In Part 4 of our weeklong series examining the use of backscatter x-ray machines in airport security, Leslie Shapiro doesn't pull any punches. Her Shift takes on the new technology in detail — and spells out exactly what we should be worried about. For the previous installments, look in this spot, this other location, and right over here.
In February 2007, the Transportation Security Administration (TSA) started using backscatter x-ray technology at Phoenix's Sky Harbor Airport, with LAX and JFK coming soon. SmartCheck, an x-ray backscatter system, uses a low-intensity beam that quickly scans a person, revealing any items hidden on his or her body. It works by detecting the reflection of the beam versus what is absorbed. The amount of radiation is negligible — according to the TSA — equivalent to the exposure you would get standing outdoors for approximately 15 minutes. Backscatters can detect metal weapons and explosives as well as nonmetallic items like concealed liquids, which typical airport metal detectors ignore. Sounds great, right? Well, sort of.
The technology, in addition to revealing items on the body, also reveals explicit details of the body. This is the x-ray machine every teenage boy fantasizes of — instead of showing just a skeleton, x-ray backscatter technology sees through clothing, revealing a realistically vivid image of the virtually naked body, with every lump, bump, bulge and ripple exposed.
The output of the backscatter scanner is quite detailed, and graphically so. There's no doubt that a man is a man. You could probably determine his religion. The director of the TSA's security lab volunteered to have her image scanned, and you can tell what type of underwear she's wearing, just from where it pinches her belly. The world has enough problems with visible panty lines, but invisible panty lines?
Don't get me wrong. Most people are disturbed when at 35,000 feet, the guy in 37D pulls out a Glock. It's going to be a bumpy ride. That's far more disturbing than, for example, the guy's love handles. But, at some point, you must choose between an acceptable risk and an invasion of privacy. Especially when they're your love handles.
In an effort to appease the public, AS&E, Inc., the company that developed and sells the SmartCheck scanners to the TSA, has added an optional privacy filter algorithm that it claims will protect the identity of screened passengers by blurring the outline of the body. The image resembles a police chalk outline, or as AS&E says, the image a child would produce by tracing their hand (though I don't think most kids include butt cheeks in their refrigerator art).
To provide "privacy," the agent viewing the image will be located in a separate isolated location, so they won't be able to match your face with your body. Personally, I don't think most people will give a damn if the screeners know what their face looks like — they just don't want them counting dudes' testicles, let alone knowing what type underwear they're wearing.

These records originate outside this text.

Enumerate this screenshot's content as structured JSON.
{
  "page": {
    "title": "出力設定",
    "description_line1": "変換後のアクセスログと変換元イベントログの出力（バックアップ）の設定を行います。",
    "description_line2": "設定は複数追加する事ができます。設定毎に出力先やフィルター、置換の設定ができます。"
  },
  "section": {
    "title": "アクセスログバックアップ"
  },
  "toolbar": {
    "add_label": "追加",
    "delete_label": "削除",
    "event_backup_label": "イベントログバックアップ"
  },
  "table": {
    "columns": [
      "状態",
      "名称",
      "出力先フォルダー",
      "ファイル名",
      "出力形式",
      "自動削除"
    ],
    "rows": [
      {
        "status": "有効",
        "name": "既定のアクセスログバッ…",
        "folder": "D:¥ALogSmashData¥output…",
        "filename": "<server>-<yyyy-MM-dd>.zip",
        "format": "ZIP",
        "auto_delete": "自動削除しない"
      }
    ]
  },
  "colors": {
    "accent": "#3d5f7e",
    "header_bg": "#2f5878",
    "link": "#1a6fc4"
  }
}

Or not wearing.
But wait, there's another layer of protection: authorities claim that the SmartCheck systems will not store, print, or transmit images, so there's no fear of your image, or Britney Spears' image, appearing on the Internet. Well, their system doesn't store images, but who's to say that an enterprising TSA agent won't snap a shot with their cell phone? So what if they can't see that it's Britney — they will see that it's a hottie in a thong, close enough. On the other hand, the Rapiscan Secure 1000, used in London's Heathrow Airport does not have the privacy filter, and it can store images to hard disk or a floppy, for "training purposes." Uh-huh.
What's the difference between a latex glove strip search, and a backscatter virtual strip search of your body? Even if you're an extrovert, this is going a bit too far. What about more conservative folks? Will the Amish have problems? Religious orthodox? Sure, at the moment, a traditional pat-down is still an option, but in the future, who knows? Security is one thing, but how far should it go when it strips away personal dignity and privacy?
This technology is ideal for use in prisons, where certain rights to privacy have been surrendered after being convicted of a crime, but what crime did the average citizen commit? Too many doughnuts? Too much silicon? Would a well-endowed woman be singled out for extra screening? Rooms full of federal agents staring at images of naked passengers conjures up thoughts that are just downright scary. But, is it scarier than the threat of terrorism? The question is, what are you willing to give up to improve your own safety? Personally, I just want to keep my clothes on — real and virtually.
An audio engineer based in Atlanta, Leslie Shapiro has been covering consumer electronics for almost a decade. Her work has appeared in many publications, including Sound & Vision, Crutchfield Advisor, and How Stuff Works as well as AOL. A longtime consultant and legal advisor for the electronics industry, she has a penchant for Bianchi and Colnago Italian bikes, and her favorite word is "synchronicity."